### ASSIGNED TASK:
Copy out each line below that has the word "title" in it.

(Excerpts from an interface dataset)
⁂
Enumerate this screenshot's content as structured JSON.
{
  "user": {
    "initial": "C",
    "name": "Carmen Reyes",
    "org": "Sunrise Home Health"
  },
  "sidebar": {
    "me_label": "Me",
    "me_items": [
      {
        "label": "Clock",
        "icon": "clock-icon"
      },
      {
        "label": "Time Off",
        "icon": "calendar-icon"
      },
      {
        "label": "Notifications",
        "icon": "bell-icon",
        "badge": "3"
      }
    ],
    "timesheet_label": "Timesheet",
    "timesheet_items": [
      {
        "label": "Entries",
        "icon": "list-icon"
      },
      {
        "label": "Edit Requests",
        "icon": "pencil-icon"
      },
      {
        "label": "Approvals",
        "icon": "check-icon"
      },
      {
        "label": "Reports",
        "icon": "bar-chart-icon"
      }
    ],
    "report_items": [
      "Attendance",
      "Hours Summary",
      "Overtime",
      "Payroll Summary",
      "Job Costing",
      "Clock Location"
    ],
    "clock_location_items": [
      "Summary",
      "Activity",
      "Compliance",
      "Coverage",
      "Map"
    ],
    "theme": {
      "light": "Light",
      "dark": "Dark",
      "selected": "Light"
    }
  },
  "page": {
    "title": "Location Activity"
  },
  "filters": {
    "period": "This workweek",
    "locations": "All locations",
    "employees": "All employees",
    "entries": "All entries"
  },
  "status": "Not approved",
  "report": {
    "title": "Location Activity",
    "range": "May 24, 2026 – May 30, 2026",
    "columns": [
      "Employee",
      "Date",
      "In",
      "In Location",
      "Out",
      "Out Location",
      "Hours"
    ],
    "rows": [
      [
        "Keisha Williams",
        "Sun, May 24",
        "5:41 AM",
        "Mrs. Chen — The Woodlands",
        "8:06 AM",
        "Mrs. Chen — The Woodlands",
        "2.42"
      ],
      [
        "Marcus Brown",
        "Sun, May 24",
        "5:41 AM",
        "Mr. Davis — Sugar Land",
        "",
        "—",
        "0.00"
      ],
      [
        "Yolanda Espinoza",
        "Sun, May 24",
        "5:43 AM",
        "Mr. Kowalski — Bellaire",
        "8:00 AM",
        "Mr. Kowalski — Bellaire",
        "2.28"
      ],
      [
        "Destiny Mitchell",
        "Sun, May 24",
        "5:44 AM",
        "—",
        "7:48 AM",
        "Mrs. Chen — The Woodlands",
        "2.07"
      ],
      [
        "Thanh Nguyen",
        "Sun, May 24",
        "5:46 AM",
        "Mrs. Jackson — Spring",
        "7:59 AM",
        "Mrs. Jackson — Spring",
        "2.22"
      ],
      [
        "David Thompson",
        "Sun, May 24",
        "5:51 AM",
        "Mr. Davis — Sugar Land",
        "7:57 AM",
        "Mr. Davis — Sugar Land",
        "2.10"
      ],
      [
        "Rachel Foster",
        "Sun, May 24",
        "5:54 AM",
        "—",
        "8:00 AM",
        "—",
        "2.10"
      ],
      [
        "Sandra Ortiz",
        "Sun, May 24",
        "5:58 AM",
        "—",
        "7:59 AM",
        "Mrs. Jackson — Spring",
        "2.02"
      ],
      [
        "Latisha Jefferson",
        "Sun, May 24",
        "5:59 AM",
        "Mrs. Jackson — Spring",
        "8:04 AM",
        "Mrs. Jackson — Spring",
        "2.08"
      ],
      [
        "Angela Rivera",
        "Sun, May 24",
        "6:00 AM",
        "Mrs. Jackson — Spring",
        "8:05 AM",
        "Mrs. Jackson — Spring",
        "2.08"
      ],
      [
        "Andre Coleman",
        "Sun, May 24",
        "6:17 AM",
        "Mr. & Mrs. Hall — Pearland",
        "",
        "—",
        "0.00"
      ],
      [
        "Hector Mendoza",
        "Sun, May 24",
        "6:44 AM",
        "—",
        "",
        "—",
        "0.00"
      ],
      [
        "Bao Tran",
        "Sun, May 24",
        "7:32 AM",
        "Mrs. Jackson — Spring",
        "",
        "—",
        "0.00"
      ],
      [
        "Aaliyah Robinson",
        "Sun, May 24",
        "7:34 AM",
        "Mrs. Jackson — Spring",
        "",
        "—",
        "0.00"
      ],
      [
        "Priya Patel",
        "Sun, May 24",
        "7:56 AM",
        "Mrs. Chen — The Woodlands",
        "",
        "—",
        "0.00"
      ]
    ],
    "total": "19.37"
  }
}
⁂
### RESPONSE BOX:
    "title": "Location Activity"
    "title": "Location Activity",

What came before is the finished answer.